**Excerpted data**
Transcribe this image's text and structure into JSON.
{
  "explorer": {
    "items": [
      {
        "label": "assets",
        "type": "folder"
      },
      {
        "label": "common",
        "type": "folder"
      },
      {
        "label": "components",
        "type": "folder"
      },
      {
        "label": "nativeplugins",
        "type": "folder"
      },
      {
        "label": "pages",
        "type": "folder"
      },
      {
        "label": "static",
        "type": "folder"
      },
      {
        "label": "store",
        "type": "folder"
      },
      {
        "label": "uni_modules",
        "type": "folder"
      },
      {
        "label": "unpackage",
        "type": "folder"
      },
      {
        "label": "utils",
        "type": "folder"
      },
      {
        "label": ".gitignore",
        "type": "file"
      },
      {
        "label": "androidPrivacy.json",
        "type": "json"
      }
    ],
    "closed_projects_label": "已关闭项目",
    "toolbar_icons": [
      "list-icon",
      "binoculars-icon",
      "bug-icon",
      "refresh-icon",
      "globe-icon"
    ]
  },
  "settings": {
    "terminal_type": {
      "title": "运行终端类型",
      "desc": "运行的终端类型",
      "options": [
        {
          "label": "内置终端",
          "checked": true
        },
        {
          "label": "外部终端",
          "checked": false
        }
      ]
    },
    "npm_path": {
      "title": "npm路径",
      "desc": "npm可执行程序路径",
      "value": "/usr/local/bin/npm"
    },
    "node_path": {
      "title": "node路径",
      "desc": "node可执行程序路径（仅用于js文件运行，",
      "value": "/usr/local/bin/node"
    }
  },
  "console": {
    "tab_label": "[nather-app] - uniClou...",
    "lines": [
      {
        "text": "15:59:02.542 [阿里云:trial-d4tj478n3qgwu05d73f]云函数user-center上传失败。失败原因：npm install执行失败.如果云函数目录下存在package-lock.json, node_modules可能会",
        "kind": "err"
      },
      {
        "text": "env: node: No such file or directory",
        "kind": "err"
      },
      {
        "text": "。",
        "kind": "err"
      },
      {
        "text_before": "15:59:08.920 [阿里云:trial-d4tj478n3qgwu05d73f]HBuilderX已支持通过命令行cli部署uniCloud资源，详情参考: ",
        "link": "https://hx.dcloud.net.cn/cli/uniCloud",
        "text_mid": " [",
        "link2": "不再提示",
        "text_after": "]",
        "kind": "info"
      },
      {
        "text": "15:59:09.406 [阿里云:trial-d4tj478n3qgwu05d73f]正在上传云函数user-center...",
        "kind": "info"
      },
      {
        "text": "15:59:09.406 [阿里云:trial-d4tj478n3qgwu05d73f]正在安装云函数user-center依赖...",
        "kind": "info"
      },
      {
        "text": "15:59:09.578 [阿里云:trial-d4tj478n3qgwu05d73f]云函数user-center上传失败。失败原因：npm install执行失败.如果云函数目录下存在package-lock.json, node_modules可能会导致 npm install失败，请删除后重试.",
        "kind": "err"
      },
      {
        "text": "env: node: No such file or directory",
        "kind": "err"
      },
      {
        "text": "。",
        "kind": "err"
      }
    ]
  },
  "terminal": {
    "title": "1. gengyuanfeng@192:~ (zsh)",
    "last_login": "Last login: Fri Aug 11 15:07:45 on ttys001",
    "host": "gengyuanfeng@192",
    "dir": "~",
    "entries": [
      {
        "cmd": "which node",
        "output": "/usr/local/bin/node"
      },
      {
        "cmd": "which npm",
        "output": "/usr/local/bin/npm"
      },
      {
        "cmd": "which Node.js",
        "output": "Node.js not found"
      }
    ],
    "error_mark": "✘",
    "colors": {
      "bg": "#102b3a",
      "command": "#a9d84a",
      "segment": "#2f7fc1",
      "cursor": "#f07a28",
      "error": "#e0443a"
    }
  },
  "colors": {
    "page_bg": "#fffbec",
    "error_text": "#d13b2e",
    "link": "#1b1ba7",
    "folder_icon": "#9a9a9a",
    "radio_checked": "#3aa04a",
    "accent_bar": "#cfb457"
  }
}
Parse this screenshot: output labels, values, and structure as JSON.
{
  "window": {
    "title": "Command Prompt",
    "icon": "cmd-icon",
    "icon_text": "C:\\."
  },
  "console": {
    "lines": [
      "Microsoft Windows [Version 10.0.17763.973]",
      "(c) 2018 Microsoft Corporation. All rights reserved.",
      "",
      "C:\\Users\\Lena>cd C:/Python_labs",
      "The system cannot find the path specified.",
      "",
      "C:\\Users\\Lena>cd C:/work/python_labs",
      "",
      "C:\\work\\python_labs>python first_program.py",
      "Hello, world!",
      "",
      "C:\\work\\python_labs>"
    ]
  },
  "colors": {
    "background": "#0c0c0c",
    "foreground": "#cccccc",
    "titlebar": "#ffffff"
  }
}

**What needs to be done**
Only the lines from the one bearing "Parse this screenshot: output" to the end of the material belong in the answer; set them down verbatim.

**Response area**
Parse this screenshot: output labels, values, and structure as JSON.
{
  "window": {
    "title": "Command Prompt",
    "icon": "cmd-icon",
    "icon_text": "C:\\."
  },
  "console": {
    "lines": [
      "Microsoft Windows [Version 10.0.17763.973]",
      "(c) 2018 Microsoft Corporation. All rights reserved.",
      "",
      "C:\\Users\\Lena>cd C:/Python_labs",
      "The system cannot find the path specified.",
      "",
      "C:\\Users\\Lena>cd C:/work/python_labs",
      "",
      "C:\\work\\python_labs>python first_program.py",
      "Hello, world!",
      "",
      "C:\\work\\python_labs>"
    ]
  },
  "colors": {
    "background": "#0c0c0c",
    "foreground": "#cccccc",
    "titlebar": "#ffffff"
  }
}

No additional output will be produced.